alexa Unnecessary antiretroviral treatment switches and accumulation of HIV resistance mutations; two arguments for viral load monitoring in Africa.
Nursing & Health Care

Nursing & Health Care

Health Economics & Outcome Research: Open Access

Author(s): Sigaloff KC, Hamers RL, Wallis CL, Kityo C, Siwale M,

Abstract Share this page

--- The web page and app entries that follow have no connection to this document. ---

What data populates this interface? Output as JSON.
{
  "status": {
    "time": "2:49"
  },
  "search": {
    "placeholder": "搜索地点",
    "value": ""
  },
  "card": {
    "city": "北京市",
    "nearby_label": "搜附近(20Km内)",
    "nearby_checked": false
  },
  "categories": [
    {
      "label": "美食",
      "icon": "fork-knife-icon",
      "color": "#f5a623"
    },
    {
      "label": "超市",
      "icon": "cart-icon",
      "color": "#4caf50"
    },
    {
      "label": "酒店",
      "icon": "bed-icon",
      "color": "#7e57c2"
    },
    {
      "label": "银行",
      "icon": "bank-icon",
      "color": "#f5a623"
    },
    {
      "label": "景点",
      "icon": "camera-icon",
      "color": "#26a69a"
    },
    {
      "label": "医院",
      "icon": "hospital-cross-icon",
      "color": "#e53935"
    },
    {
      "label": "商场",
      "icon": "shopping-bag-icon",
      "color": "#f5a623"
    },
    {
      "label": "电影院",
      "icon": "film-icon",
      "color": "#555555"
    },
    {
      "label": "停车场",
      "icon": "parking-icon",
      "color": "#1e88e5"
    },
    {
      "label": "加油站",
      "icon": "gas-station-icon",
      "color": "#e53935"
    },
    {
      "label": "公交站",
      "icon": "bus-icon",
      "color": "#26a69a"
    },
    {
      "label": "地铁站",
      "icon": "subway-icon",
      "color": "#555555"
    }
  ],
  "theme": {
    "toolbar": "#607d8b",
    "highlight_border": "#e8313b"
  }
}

Abstract OBJECTIVES: This study aimed to investigate the consequences of using clinicoimmunological criteria to detect antiretroviral treatment (ART) failure and guide regimen switches in HIV-infected adults in sub-Saharan Africa. Frequencies of unnecessary switches, patterns of HIV drug resistance, and risk factors for the accumulation of nucleoside reverse transcriptase inhibitor (NRTI)-associated mutations were evaluated. METHODS: Cross-sectional analysis of adults switching ART regimens at 13 clinical sites in 6 African countries was performed. Two types of failure identification were compared: diagnosis of clinicoimmunological failure without viral load testing (CIF only) or CIF with local targeted viral load testing (targeted VL). After study enrollment, reference HIV RNA and genotype were determined retrospectively. Logistic regression assessed factors associated with multiple thymidine analogue mutations (TAMs) and NRTI cross-resistance (≥2 TAMs or Q151M or K65R/K70E). RESULTS: Of 250 patients with CIF switching to second-line ART, targeted VL was performed in 186. Unnecessary switch at reference HIV RNA <1000 copies per milliliter occurred in 46.9\% of CIF only patients versus 12.4\% of patients with targeted VL (P < 0.001). NRTI cross-resistance was observed in 48.0\% of 183 specimens available for genotypic analysis, comprising ≥2 TAMs (37.7\%), K65R (7.1\%), K70E (3.3\%), or Q151M (3.3\%). The presence of NRTI cross-resistance was associated with the duration of ART exposure and zidovudine use. CONCLUSIONS: Clinicoimmunological monitoring without viral load testing resulted in frequent unnecessary regimen switches. Prolonged treatment failure was indicated by extensive NRTI cross-resistance. Access to virological monitoring should be expanded to prevent inappropriate switches, enable early failure detection and preserve second-line treatment options in Africa. This article was published in J Acquir Immune Defic Syndr and referenced in Health Economics & Outcome Research: Open Access

Relevant Expert PPTs

Relevant Speaker PPTs

Recommended Conferences

Relevant Topics

Peer Reviewed Journals
Make the best use of Scientific Research and information from our 700 + peer reviewed, Open Access Journals
International Conferences 2017-18
Meet Inspiring Speakers and Experts at our 3000+ Global Annual Meetings

Contact Us

© 2008-2017 OMICS International - Open Access Publisher. Best viewed in Mozilla Firefox | Google Chrome | Above IE 7.0 version